[Page and application data records]
%%
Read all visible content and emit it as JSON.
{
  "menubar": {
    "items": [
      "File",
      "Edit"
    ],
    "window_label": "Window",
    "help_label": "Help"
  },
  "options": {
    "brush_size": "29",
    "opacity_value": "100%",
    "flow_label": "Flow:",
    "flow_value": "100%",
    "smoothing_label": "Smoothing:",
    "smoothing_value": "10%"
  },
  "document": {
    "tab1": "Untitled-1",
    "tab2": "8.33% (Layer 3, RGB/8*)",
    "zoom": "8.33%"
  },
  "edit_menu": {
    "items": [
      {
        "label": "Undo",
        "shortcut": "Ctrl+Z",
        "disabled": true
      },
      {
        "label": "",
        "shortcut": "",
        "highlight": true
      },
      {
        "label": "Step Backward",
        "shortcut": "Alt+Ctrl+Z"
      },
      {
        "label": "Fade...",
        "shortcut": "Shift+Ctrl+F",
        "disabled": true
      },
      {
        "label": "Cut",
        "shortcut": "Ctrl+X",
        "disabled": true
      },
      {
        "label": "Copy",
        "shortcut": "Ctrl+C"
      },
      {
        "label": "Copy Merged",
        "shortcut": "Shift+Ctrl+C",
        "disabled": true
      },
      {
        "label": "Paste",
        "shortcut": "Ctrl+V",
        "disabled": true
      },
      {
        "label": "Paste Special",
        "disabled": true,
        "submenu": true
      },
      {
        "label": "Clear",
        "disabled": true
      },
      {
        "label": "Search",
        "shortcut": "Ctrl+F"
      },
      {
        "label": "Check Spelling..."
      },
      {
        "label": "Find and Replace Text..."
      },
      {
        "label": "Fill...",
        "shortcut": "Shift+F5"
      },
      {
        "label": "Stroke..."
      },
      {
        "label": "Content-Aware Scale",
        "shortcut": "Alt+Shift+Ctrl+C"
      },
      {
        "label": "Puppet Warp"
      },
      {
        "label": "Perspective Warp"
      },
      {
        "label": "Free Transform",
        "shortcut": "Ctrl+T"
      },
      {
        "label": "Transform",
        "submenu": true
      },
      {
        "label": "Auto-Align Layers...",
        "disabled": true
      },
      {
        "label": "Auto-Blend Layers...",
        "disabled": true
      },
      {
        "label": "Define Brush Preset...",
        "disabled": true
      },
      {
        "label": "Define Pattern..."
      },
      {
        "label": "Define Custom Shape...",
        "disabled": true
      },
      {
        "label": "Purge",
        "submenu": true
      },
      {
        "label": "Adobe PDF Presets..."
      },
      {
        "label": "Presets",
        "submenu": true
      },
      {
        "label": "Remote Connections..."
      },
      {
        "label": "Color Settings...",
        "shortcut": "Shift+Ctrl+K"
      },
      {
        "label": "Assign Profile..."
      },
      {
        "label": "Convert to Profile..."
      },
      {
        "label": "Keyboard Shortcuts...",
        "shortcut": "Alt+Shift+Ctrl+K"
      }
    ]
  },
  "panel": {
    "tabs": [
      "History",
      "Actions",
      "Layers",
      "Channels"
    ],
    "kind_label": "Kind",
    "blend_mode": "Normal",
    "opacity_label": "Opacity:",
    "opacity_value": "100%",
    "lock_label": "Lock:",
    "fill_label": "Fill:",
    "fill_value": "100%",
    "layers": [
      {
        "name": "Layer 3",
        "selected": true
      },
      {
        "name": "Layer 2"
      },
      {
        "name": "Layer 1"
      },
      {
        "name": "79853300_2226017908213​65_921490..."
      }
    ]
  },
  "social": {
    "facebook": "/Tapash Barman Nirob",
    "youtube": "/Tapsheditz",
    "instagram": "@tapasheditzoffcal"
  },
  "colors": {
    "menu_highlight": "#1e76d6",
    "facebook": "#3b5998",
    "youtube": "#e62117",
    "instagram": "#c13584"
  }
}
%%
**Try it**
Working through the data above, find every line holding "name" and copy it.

**Completed exercise**
        "name": "Layer 3",
        "name": "Layer 2"
        "name": "Layer 1"
        "name": "79853300_2226017908213​65_921490..."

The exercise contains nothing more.